New York - The Secretary General of Justice and Development Party, which won the November 25th legislative elections, Abdelelah Benkirane, assured Moroccans that his party will not interfere in their daily lives.
New York – The Secretary General of Justice and Development Party, which won the November 25th legislative elections, Abdelelah Benkirane, assured Moroccans that his party will not interfere in their daily lives.
In a statement carried by the German news agency DPA, Benkirane said that: “despite its Islamic leanings, the Justice and Development Party will not interfere in the affairs of Moroccans,” referring to the strategy of the party to avoid going into the issues that stir controversy such as consumption of alcohol or the wearing of headscarf.
In the same regard, in a statement to Al Arabiya, Benkirane stressed that his party will lead the country through its political rather than religious perspective, stressing that the religious discourse should take place in the mosque. “We are a party that is involved in politics and we will not interfere in people’s personal lives,” he added.
In response to a question raised by the Al Arabiya correspondent regarding the possibility of imposing the veil or Nikab on women, the Secretary General of the PJD said: “We will do so if we want to totally fail.” He went on to say that “we will not interfere in people’s choices.
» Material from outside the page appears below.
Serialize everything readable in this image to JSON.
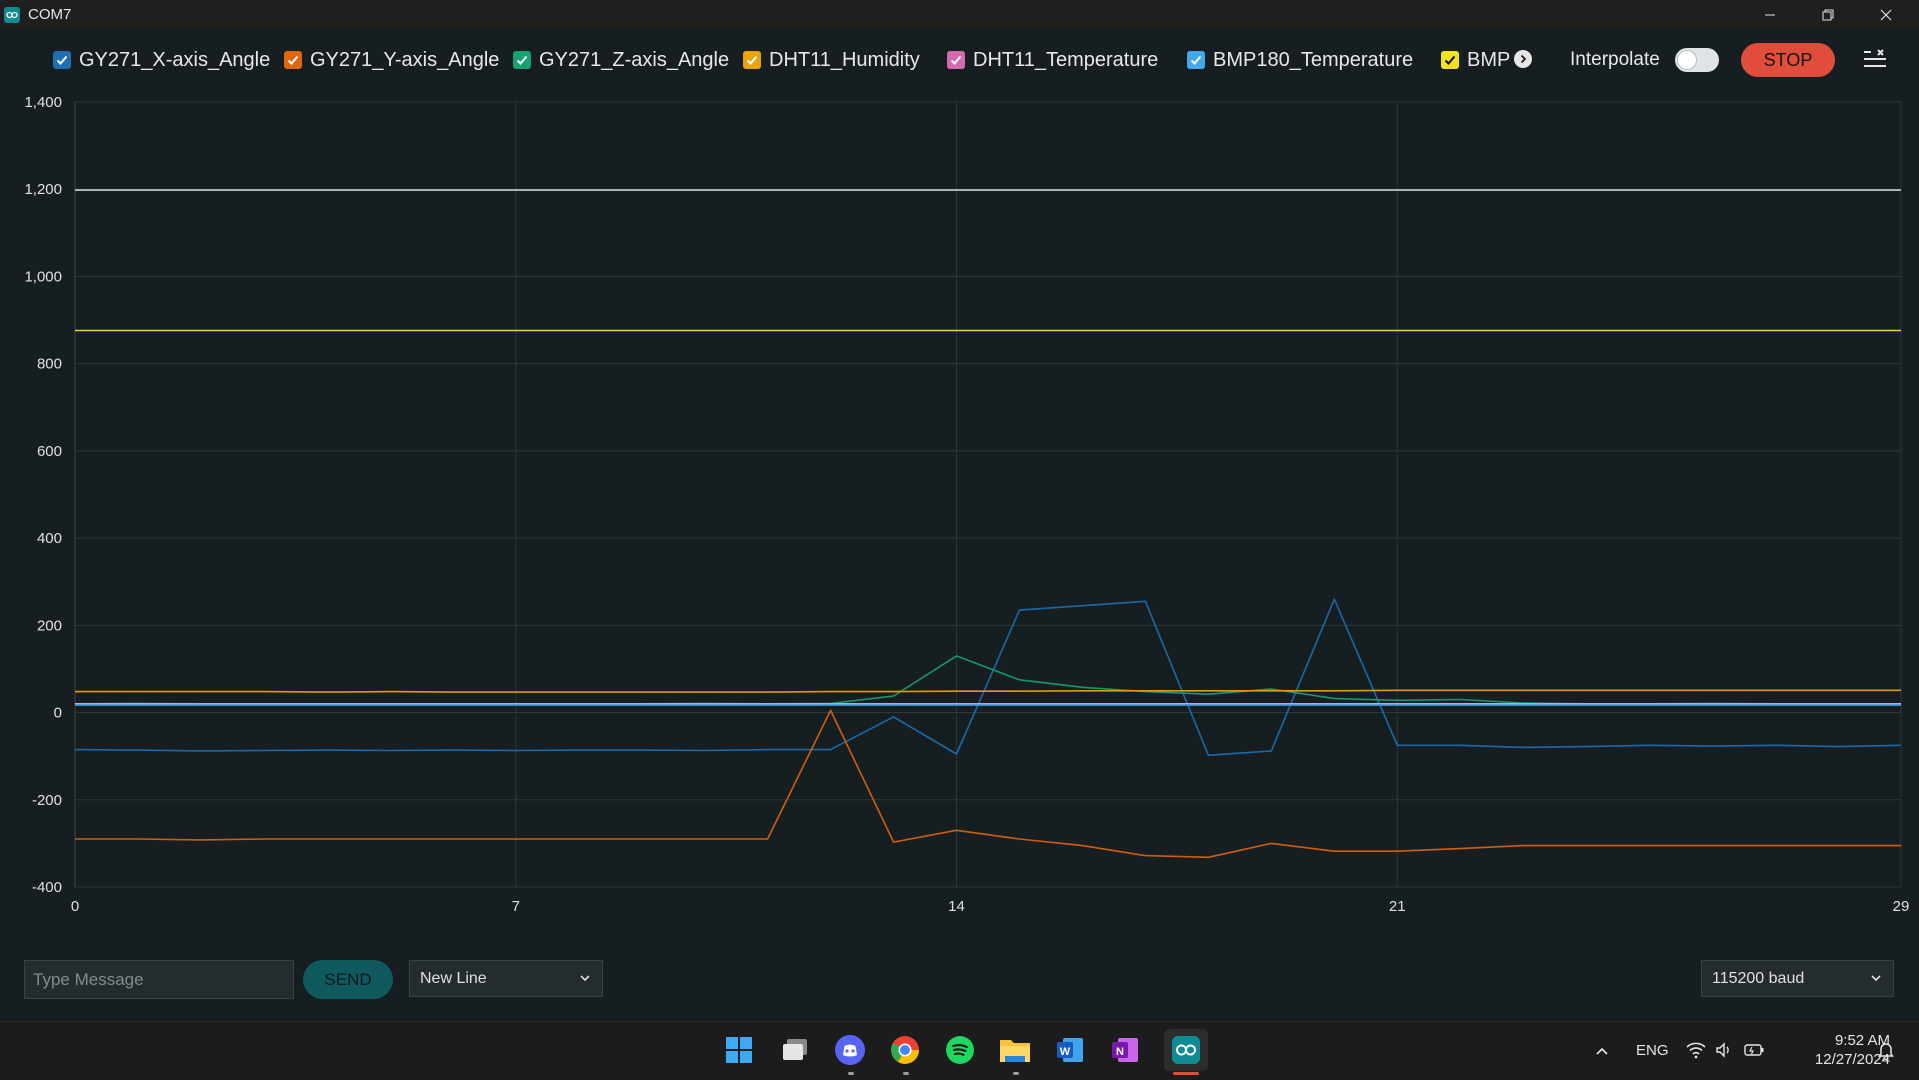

We will not impose the veil on any woman, if we are serious about success.”
The general secretariat of the PJD held a meeting on Saturday night to discuss the provisional results declared by the Ministry of Interior, which has so far resulted in a victory of 80 seats for the party out of 288 seats.
In an interview with the TV station 2M, Abdelilah Benkirane said that his party “is ready to form coalitions with the parties of the Koutla” (an alliance composed of the Independence Party, the Socialist Union of Popular Forces and the Progress and Socialism Party). He added that “the party remains open to other political parties, save for one political party with which we had big differences”, in a reference to the Party of Authenticity and Modernity (PAM).
Forty-five percent of the 13.4 million eligible voters participated in these elections to choose the 395-seat parliament. For the first time in Morocco’s history, 60 seats were offered to women and 30 seats to young candidates under the age of 40.
Thirty-one parties were competing for the 395 seats in the lower house of parliament, 70 seats more than during the last election in 2007.
The polls were overseen by 4,000 observers, representing international and national bodies.
Following the victory of the PJD in the legislative elections, reactions of Moroccans were mixed between hope for a better future under the upcoming government and fear that the latter would impose a strict moral code on society.
Some people contacted by Morocco World News on Saturday expressed their happiness to see the PJD emerge as the winner of the elections, saying that it was their last hope for Moroccans to dig the country out of the hole in which many years of mismanagement, nepotism and corruption had plunged the country. “It is the lesser of two evils”, said one Moroccan living in the United States, who preferred to speak on the condition of anonymity, adding, that the PJD has a “good reputation among Moroccans for being clean and being composed of highly educated and competent people”.
Conversely, others expressed their fear that the PJD might pose a threat to the modern way of life of Moroccans and their tolerance for other religions.
“I am afraid the PJD is hiding its real agenda and is playing a populist card,” said Houda, a resident from Casablanca who asked that her last name not be given. “What causes great concern for me, is the impact that this election will have on the image of Morocco at the international level, especially on the tourism sector, which is the main source of income of the country,” she added.
After the announcement of the provisional results of the parliamentary elections, Secretary General of the PJD, Abdelillah Benkirane, told the press, that his party will uphold Morocco’s longstanding relations with the US and the EU. “What we claim, today, is to work together, in a democratic way, within the framework of balanced ties,” he said.
Benkirane also stressed the need for Morocco to further reinforce relations with Arab, African and Muslim countries.
Editing by Benjamin Villanti